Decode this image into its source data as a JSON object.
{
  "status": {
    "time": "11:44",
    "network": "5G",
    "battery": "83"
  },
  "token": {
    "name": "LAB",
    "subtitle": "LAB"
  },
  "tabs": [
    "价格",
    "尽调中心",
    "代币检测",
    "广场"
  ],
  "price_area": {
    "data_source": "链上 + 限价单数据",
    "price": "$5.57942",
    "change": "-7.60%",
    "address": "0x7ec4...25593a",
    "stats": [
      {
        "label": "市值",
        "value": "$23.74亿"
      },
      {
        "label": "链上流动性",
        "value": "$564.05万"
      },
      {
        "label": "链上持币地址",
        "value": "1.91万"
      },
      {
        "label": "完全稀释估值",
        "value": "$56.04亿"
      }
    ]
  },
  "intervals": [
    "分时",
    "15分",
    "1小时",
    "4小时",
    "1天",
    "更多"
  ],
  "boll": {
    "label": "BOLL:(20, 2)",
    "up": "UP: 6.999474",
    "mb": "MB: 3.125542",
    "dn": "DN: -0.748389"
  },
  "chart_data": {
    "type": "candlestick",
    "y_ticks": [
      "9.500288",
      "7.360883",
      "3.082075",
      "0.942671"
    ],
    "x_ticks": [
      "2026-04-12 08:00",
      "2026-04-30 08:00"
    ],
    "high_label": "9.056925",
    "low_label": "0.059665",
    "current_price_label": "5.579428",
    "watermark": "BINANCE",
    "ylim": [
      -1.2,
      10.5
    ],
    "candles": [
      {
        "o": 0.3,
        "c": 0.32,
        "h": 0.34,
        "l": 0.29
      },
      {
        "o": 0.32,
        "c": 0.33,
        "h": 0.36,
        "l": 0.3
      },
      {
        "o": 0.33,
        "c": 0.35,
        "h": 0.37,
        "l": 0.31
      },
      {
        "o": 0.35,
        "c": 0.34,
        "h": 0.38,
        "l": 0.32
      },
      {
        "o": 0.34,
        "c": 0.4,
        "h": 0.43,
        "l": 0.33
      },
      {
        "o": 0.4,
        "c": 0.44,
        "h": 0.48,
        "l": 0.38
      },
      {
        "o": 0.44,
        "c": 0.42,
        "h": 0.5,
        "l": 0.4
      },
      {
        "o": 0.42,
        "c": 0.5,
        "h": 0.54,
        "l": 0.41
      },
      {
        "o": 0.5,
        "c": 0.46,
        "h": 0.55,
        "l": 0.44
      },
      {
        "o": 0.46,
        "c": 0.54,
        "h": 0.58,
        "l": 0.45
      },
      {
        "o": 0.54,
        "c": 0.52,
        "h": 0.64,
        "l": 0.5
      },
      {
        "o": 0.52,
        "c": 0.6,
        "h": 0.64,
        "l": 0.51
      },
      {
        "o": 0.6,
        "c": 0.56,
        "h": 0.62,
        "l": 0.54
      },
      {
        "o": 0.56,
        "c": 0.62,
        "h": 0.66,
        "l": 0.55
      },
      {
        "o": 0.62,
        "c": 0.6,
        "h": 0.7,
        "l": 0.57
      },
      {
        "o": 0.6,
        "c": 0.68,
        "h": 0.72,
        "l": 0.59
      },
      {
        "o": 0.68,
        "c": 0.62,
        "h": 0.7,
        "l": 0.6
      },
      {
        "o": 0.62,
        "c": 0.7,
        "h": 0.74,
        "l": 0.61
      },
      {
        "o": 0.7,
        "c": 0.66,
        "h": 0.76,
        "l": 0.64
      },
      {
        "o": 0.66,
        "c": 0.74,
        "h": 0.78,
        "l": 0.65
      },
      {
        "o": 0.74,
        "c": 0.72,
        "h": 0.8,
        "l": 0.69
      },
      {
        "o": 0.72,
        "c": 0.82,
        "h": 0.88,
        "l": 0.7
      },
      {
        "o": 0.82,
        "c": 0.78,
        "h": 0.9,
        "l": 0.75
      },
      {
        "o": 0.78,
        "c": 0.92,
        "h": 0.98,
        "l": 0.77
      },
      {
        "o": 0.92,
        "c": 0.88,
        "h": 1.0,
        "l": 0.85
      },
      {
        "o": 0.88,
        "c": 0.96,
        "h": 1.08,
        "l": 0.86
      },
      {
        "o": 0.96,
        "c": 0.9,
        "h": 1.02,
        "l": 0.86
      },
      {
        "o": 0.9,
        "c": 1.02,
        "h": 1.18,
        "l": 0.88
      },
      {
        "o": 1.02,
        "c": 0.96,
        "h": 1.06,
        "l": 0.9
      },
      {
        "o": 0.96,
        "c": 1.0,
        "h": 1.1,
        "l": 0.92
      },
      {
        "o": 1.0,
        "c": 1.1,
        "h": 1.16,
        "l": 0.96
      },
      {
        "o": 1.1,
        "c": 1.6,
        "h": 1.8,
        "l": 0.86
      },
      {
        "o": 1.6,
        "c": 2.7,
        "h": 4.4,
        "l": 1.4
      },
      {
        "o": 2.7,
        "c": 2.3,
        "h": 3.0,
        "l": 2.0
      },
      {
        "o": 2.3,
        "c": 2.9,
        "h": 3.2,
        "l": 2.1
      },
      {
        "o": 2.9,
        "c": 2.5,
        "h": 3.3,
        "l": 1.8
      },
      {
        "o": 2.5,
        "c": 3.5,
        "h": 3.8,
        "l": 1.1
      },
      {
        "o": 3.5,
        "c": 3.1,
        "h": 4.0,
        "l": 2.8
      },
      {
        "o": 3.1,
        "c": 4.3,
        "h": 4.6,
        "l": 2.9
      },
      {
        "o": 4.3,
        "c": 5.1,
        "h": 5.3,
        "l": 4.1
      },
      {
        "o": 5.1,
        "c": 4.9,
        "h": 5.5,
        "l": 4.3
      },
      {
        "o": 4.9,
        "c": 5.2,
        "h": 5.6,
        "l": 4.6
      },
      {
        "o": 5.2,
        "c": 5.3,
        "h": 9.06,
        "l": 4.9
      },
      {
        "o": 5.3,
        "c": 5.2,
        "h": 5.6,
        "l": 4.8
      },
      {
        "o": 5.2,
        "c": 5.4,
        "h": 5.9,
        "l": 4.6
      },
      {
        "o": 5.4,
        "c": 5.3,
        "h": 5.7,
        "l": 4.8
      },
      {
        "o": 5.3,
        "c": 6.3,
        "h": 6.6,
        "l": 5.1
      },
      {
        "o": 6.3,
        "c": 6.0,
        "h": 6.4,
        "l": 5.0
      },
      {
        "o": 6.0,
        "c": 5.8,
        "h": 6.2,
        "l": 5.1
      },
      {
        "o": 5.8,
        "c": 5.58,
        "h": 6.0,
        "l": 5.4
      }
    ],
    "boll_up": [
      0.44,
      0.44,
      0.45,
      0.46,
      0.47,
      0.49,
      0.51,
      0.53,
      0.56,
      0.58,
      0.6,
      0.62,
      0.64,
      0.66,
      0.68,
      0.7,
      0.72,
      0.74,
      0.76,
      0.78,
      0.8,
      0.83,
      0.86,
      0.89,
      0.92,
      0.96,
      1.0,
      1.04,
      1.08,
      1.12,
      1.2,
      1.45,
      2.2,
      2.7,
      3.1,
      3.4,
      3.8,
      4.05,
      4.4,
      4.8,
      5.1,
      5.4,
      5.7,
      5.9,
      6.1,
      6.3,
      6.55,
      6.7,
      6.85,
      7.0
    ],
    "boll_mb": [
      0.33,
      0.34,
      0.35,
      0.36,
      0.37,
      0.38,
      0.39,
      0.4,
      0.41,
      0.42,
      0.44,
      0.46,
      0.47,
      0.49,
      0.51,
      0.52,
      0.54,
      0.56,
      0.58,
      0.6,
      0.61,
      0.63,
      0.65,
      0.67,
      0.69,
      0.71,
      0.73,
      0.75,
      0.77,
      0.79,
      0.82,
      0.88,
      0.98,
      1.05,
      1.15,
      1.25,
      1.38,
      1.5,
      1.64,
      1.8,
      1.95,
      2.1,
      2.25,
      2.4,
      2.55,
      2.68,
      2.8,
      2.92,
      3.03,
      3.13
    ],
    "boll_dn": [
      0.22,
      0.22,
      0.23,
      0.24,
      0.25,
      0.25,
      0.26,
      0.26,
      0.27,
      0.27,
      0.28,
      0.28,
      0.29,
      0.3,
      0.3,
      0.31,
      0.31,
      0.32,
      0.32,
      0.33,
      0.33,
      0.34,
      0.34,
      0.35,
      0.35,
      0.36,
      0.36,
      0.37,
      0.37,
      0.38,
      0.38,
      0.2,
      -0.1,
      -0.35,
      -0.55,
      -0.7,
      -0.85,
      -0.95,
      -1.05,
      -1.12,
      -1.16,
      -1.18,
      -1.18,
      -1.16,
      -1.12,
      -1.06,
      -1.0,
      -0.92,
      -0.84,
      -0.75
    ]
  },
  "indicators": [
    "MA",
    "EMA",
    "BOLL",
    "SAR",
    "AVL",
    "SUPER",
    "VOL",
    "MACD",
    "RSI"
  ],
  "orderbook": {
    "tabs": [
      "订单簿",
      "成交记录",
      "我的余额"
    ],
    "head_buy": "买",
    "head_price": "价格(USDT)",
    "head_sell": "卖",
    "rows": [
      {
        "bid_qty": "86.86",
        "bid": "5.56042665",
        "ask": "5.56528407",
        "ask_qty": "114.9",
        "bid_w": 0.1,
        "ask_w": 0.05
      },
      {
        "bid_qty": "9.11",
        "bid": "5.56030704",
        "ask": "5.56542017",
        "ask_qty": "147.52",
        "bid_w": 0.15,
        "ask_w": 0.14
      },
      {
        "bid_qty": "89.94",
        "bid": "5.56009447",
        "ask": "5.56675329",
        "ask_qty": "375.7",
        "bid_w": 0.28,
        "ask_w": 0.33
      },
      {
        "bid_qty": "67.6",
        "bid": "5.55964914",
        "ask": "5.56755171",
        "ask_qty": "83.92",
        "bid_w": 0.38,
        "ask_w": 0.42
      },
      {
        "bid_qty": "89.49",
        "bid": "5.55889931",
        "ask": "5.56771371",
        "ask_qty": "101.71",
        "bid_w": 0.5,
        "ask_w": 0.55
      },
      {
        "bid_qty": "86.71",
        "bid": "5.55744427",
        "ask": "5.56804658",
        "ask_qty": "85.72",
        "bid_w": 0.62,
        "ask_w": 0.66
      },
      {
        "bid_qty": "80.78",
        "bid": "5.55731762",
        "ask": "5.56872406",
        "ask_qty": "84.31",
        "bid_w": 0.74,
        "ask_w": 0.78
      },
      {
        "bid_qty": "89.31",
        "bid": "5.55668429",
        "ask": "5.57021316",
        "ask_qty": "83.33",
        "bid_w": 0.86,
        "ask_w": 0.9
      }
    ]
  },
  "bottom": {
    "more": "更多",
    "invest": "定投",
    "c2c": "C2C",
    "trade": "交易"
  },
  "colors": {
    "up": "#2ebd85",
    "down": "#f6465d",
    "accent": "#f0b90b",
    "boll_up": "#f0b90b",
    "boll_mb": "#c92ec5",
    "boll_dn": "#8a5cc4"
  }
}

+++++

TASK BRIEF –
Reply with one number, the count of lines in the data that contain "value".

ANSWER TO THIS PROBLEM –
4